◆ **Task directions**: Report every line below that holds the word "error".

Records from a collection
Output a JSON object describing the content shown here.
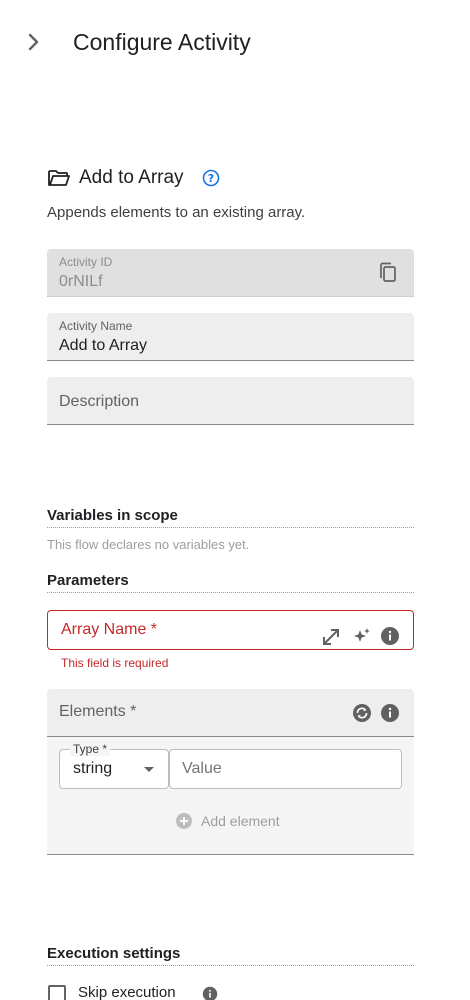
{
  "header": {
    "title": "Configure Activity",
    "expand_icon": "chevron-right-icon"
  },
  "activity": {
    "title": "Add to Array",
    "description": "Appends elements to an existing array.",
    "icon": "folder-open-icon",
    "help_icon": "help-circle-icon"
  },
  "fields": {
    "activity_id": {
      "label": "Activity ID",
      "value": "0rNILf"
    },
    "activity_name": {
      "label": "Activity Name",
      "value": "Add to Array"
    },
    "description": {
      "placeholder": "Description"
    }
  },
  "variables": {
    "title": "Variables in scope",
    "note": "This flow declares no variables yet."
  },
  "parameters": {
    "title": "Parameters",
    "array_name": {
      "placeholder": "Array Name *",
      "error": "This field is required"
    },
    "elements": {
      "label": "Elements *",
      "type_label": "Type *",
      "type_value": "string",
      "value_placeholder": "Value",
      "add_label": "Add element"
    }
  },
  "execution": {
    "title": "Execution settings",
    "skip_label": "Skip execution"
  },
  "colors": {
    "error": "#c62828",
    "accent": "#1a73e8",
    "icon_grey": "#616161"
  }
}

◆ **Finished task**:
      "error": "This field is required"
    "error": "#c62828",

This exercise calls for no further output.